WHAT THIS MEANS, FROM RICK PERR OF FINEMAN, KREKSTEIN & HARRIS: The TRACED Act, while well-intentioned, is fraught with unintended consequences. In its current form, telephone carriers could indiscriminately blocked/label calls based on complicated mathematical algorithms without regard to call content. The caller would not know that it’s calls were being blocked and would have no recourse in the Act to appeal the blocking of those calls.
ACA International along with other coalition partners are aggressively lobbying Senators to amend the Act to provide protections to the Accounts Receivable Industry.
A District Court judge in Florida has denied a defendant’s motion to dismiss after it was sued for allegedly violating the Telephone Consumer Protection Act by making collection calls to an individual’s cell phone using an automatic telephone dialing system without first receiving expressed permission to do so.

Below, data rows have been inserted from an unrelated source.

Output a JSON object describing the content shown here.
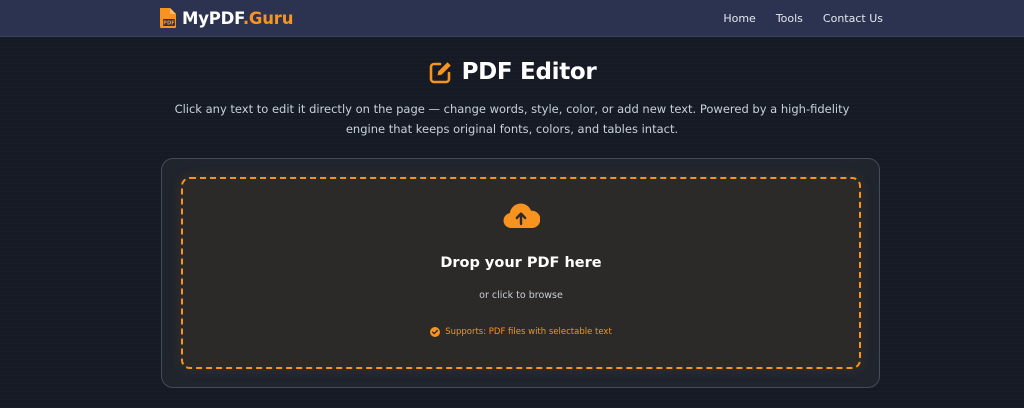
{
  "navbar": {
    "brand_main": "MyPDF",
    "brand_accent": ".Guru",
    "brand_icon": "pdf-file-icon",
    "links": [
      {
        "label": "Home"
      },
      {
        "label": "Tools"
      },
      {
        "label": "Contact Us"
      }
    ]
  },
  "hero": {
    "icon": "edit-icon",
    "title": "PDF Editor",
    "subtitle": "Click any text to edit it directly on the page — change words, style, color, or add new text. Powered by a high-fidelity engine that keeps original fonts, colors, and tables intact."
  },
  "upload": {
    "icon": "cloud-upload-icon",
    "title": "Drop your PDF here",
    "subtitle": "or click to browse",
    "supports_icon": "check-circle-icon",
    "supports": "Supports: PDF files with selectable text"
  },
  "colors": {
    "accent": "#f7931e",
    "navbar_bg": "#2c3350",
    "page_bg": "#151a24",
    "card_bg": "#1f242d",
    "dropzone_bg": "#2c2a28"
  }
}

WHAT THIS MEANS, FROM NICOLE STRICKLER OF MESSER STRICKLER: This case can be summed up in a single sentence. While there are diverging views, the majority of courts have concluded that the portion of the 2003 FCC Order pronouncing that the TCPA applies to debt collectors is the operative law until further guidance from the FCC or other binding authority.
An individual has filed a lawsuit against a cable company in Florida, alleging he received more than 150 collection calls to his cell phone that were made via an automated telephone dialing service without first receiving the plaintiff’s consent and after he told the defendant to stop calling him, alleging the company violated the Telephone Consumer Protection Act.

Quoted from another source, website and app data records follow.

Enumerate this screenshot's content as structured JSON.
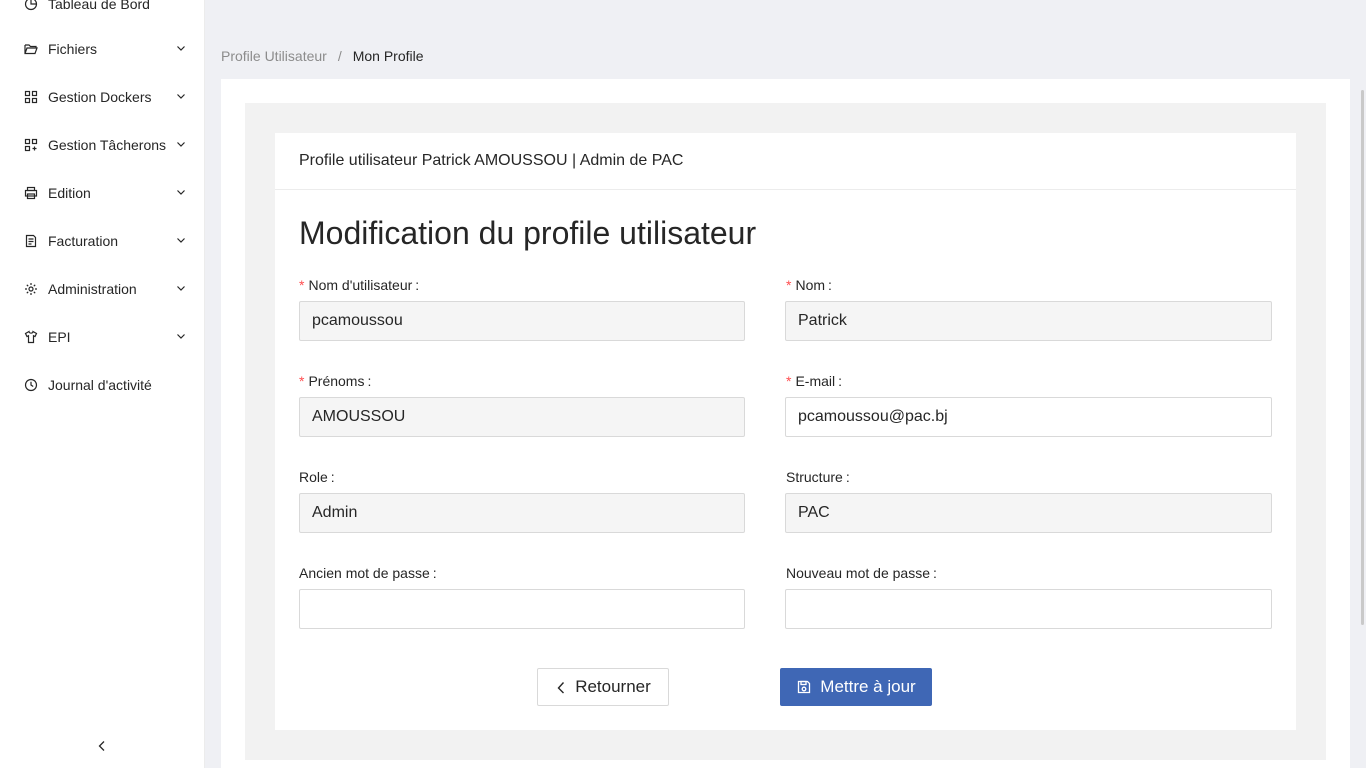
{
  "sidebar": {
    "items": [
      {
        "label": "Tableau de Bord",
        "icon": "pie-chart-icon",
        "has_arrow": false
      },
      {
        "label": "Fichiers",
        "icon": "folder-open-icon",
        "has_arrow": true
      },
      {
        "label": "Gestion Dockers",
        "icon": "appstore-icon",
        "has_arrow": true
      },
      {
        "label": "Gestion Tâcherons",
        "icon": "team-grid-icon",
        "has_arrow": true
      },
      {
        "label": "Edition",
        "icon": "printer-icon",
        "has_arrow": true
      },
      {
        "label": "Facturation",
        "icon": "invoice-icon",
        "has_arrow": true
      },
      {
        "label": "Administration",
        "icon": "gear-icon",
        "has_arrow": true
      },
      {
        "label": "EPI",
        "icon": "shirt-icon",
        "has_arrow": true
      },
      {
        "label": "Journal d'activité",
        "icon": "clock-icon",
        "has_arrow": false
      }
    ],
    "collapse_icon": "chevron-left-icon"
  },
  "breadcrumb": {
    "parent": "Profile Utilisateur",
    "separator": "/",
    "current": "Mon Profile"
  },
  "card": {
    "header": "Profile utilisateur Patrick AMOUSSOU | Admin de PAC",
    "title": "Modification du profile utilisateur"
  },
  "form": {
    "username": {
      "label": "Nom d'utilisateur",
      "value": "pcamoussou",
      "required": true
    },
    "nom": {
      "label": "Nom",
      "value": "Patrick",
      "required": true
    },
    "prenoms": {
      "label": "Prénoms",
      "value": "AMOUSSOU",
      "required": true
    },
    "email": {
      "label": "E-mail",
      "value": "pcamoussou@pac.bj",
      "required": true
    },
    "role": {
      "label": "Role",
      "value": "Admin",
      "required": false
    },
    "structure": {
      "label": "Structure",
      "value": "PAC",
      "required": false
    },
    "old_password": {
      "label": "Ancien mot de passe",
      "value": "",
      "required": false
    },
    "new_password": {
      "label": "Nouveau mot de passe",
      "value": "",
      "required": false
    }
  },
  "buttons": {
    "back": "Retourner",
    "save": "Mettre à jour"
  },
  "colors": {
    "primary": "#3f67b5",
    "required": "#ff4d4f",
    "background": "#eff0f4"
  }
}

WHAT THIS MEANS, FROM MATT KIEFER OF THE PREFERRED GROUP OF TAMPA: The complaint is a great read. I wasn’t sure if I was reading a real lawsuit or an article in The New York Times written by a consumer advocacy group member. The allegation in the first part of the complaint of the “over 100 calls” lacks the context of 1) Were the calls connected calls? 2) Over what time span? And, only later do we see these alleged calls were over a four-year time period. The complaint conflates robocalls for marketing versus robocalls for legitimate business purposes when it mentions “Senator Hollings, the TCPA’s sponsor, described these calls as ‘the scourge of modern civilization. They wake us up in the morning; they interrupt our dinner at night; they force the sick and elderly out of bed; they hound us until we want to rip the telephone out of the wall.’ ”
While I have seen creative frivolous allegations in complaint before, I had not seen this: “Defendant’s phone calls harmed Plaintiff by depleting the battery life on his cellular telephone…” and later this tidbit, “Making money while breaking the law is considered an incentive to continue violating the TCPA and other state and federal statutes.” I am not sure how the Defendant was making money calling to collect for money that was already owed for services already rendered. But, throw everything out there and see what sticks. It will be interesting to see if there was consent to call the cell and if it was actually revoked at some point during the four-year period.
I also did not know a complaints were gender-neutral these days: (From Count III, # 85) “By calling his cellular phone, Plaintiff had no escape from these collection calls in his home or when she left the home.” I have never been very PC.
Thanks again to Applied Innovation — the team behind ClientAccessWeb, Papyrus, PayStream, and GreenLight — for sponsoring the Compliance Digest.